An innovative eye health project to treat cataracts in Cameroon has exceeded targets, despite the challenges of the COVID-19 pandemic.
More than 6,300 people have had cataract operations in the past three years at Magrabi ICO Cameroon Eye Institute (MICEI), exceeding the target of 5,600.
The operations were funded by the Cameroon Cataract Bond, which was launched in 2018 and brings together eye care delivery experts with public and private investors, health donors, and development organisations including Sightsavers. It funds and supports training for eye health staff, health systems strengthening and 18,000 cataract operations over five years.

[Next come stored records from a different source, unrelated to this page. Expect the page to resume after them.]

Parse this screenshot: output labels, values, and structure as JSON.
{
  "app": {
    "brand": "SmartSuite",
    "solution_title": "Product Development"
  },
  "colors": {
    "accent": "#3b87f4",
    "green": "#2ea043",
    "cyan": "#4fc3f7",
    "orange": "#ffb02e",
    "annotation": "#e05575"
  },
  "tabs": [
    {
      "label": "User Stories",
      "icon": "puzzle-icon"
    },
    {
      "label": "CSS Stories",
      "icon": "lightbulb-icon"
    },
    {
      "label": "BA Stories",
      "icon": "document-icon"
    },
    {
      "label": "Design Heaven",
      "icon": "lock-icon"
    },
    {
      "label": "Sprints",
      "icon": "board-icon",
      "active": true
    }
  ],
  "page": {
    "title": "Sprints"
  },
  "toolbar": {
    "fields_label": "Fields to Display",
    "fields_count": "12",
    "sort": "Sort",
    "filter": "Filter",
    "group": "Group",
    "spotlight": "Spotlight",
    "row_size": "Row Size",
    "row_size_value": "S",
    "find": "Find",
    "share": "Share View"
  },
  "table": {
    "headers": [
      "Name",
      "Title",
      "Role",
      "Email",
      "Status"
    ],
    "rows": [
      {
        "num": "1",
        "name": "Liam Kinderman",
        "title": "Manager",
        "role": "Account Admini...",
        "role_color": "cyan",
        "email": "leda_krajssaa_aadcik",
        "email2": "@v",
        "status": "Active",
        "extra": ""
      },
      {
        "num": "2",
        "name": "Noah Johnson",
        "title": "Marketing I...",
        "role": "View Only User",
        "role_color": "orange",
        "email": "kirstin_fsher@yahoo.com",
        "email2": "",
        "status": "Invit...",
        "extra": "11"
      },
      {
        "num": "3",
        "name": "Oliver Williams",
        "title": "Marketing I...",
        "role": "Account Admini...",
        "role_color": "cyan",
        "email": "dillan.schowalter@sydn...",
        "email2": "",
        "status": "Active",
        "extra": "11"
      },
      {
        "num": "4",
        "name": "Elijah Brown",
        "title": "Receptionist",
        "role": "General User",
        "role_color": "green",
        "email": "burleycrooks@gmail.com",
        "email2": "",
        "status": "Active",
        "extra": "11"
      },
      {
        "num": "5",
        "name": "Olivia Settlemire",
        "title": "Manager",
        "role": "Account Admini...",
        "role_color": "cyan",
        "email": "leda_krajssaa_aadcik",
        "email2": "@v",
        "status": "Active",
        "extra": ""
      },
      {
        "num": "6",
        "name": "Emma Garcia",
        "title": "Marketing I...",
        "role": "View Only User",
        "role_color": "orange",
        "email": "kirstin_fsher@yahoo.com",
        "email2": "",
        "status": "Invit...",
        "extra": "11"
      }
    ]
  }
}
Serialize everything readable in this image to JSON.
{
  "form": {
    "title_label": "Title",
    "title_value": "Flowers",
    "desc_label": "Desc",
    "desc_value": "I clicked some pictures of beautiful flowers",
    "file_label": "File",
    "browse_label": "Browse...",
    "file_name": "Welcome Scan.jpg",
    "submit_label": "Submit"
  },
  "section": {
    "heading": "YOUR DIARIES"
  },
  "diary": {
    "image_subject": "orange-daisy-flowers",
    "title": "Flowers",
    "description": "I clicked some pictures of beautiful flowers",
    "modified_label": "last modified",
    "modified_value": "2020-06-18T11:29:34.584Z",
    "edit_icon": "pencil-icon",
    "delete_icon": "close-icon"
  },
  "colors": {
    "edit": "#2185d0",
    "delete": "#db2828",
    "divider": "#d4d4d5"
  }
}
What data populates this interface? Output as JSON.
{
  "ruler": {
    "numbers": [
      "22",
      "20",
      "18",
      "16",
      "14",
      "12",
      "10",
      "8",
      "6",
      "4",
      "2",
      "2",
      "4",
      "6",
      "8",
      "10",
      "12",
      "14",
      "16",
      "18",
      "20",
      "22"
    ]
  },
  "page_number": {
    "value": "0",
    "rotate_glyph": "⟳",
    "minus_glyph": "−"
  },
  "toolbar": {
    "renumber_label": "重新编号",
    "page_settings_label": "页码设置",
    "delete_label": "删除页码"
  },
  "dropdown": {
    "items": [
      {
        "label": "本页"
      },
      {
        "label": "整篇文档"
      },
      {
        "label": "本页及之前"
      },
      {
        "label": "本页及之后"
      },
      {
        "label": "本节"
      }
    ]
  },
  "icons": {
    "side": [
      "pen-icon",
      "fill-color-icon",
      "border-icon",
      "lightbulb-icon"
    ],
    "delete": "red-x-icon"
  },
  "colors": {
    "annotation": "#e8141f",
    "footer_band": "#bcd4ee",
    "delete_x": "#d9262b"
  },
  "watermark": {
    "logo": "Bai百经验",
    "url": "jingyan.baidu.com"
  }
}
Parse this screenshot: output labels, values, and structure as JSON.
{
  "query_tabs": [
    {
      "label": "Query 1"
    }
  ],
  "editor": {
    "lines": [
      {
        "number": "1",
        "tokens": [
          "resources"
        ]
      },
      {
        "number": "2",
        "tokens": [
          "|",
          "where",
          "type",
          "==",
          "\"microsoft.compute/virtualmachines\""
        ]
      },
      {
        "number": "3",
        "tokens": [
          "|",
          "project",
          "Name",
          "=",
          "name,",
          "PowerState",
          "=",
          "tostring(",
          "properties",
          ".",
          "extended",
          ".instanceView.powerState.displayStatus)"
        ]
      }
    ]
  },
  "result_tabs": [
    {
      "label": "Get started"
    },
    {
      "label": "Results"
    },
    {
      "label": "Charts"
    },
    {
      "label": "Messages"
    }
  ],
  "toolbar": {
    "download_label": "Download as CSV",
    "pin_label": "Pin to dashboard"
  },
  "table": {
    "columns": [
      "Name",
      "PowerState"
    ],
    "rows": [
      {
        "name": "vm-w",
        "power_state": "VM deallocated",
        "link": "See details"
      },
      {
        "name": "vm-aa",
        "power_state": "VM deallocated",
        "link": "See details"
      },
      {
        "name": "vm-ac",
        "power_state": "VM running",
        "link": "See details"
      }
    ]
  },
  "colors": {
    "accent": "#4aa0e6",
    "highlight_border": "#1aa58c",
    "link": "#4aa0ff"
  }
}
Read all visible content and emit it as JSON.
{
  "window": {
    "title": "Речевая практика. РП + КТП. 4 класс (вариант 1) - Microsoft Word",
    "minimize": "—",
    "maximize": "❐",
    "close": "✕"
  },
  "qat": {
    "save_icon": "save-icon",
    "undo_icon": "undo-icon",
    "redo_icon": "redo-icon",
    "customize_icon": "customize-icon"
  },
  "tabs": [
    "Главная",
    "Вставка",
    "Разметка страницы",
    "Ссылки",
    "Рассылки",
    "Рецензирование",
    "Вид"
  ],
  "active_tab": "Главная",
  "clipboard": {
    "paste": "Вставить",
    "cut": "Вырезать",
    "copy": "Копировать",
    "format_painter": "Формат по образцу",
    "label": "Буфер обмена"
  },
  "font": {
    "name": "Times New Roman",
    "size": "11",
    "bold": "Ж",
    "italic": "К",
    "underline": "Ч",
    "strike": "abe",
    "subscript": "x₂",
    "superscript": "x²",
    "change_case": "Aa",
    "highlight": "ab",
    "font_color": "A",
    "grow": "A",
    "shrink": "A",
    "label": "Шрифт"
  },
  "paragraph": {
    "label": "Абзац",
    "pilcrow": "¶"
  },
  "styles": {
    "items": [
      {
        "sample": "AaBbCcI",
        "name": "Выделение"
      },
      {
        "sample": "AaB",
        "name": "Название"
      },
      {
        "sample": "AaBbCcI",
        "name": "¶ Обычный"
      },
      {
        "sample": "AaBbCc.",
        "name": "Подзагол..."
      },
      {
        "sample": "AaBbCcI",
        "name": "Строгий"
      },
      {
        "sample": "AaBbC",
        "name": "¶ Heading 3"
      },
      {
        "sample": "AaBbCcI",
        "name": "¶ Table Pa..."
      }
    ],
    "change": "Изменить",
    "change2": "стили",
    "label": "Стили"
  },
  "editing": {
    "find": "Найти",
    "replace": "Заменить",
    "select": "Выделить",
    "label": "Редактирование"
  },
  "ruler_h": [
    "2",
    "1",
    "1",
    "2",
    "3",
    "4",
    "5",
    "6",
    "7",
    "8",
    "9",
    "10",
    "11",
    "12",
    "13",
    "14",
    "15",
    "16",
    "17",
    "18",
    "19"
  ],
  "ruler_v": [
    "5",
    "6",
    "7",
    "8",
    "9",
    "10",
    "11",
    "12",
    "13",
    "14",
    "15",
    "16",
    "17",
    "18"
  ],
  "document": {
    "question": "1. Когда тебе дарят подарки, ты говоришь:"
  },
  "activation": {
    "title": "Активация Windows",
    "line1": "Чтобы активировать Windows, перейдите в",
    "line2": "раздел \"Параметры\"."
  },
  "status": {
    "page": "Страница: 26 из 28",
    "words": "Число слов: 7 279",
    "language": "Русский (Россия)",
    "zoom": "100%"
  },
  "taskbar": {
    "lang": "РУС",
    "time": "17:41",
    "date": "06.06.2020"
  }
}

The pandemic has presented many challenges for eye health: surgery numbers have been affected, outreach camps have been put on hold and it has been harder than ever to reach participants from disadvantaged backgrounds. But safety protocols put in place by the hospital meant that despite the challenge of COVID-19, 1,200 patients were able to have surgery in 2020.
The hospital is planning to resume its outreach services once it’s safe to do so. Lessons learned and best practice on how impact bonds can deal with events such as COVID-19 will also be shared, following research with the Brookings Institution, Oxford University’s Government Outcomes (GO) Lab and Ecorys.
Primary donor and hospital founder Dr Akef el-Maghraby, an ophthalmologist and chairman of the Magrabi Hospital Group, said: “We know that in Cameroon we need to carry out about 48,000 surgeries each year to treat new cases of cataracts, as well as addressing the backlog of people who need cataract surgery. I am very proud that despite COVID-19 we have managed to achieve such good results at the end of our third year.”
The Cameroon Cataract Bond is led by a coalition including Sightsavers, The Fred Hollows Foundation, Conrad N. Hilton Foundation, African Eye Foundation and Volta Capital. It is financed with a US$2 million loan to MICEI from US International Development Finance Corporation (DFC) and Netri Foundation.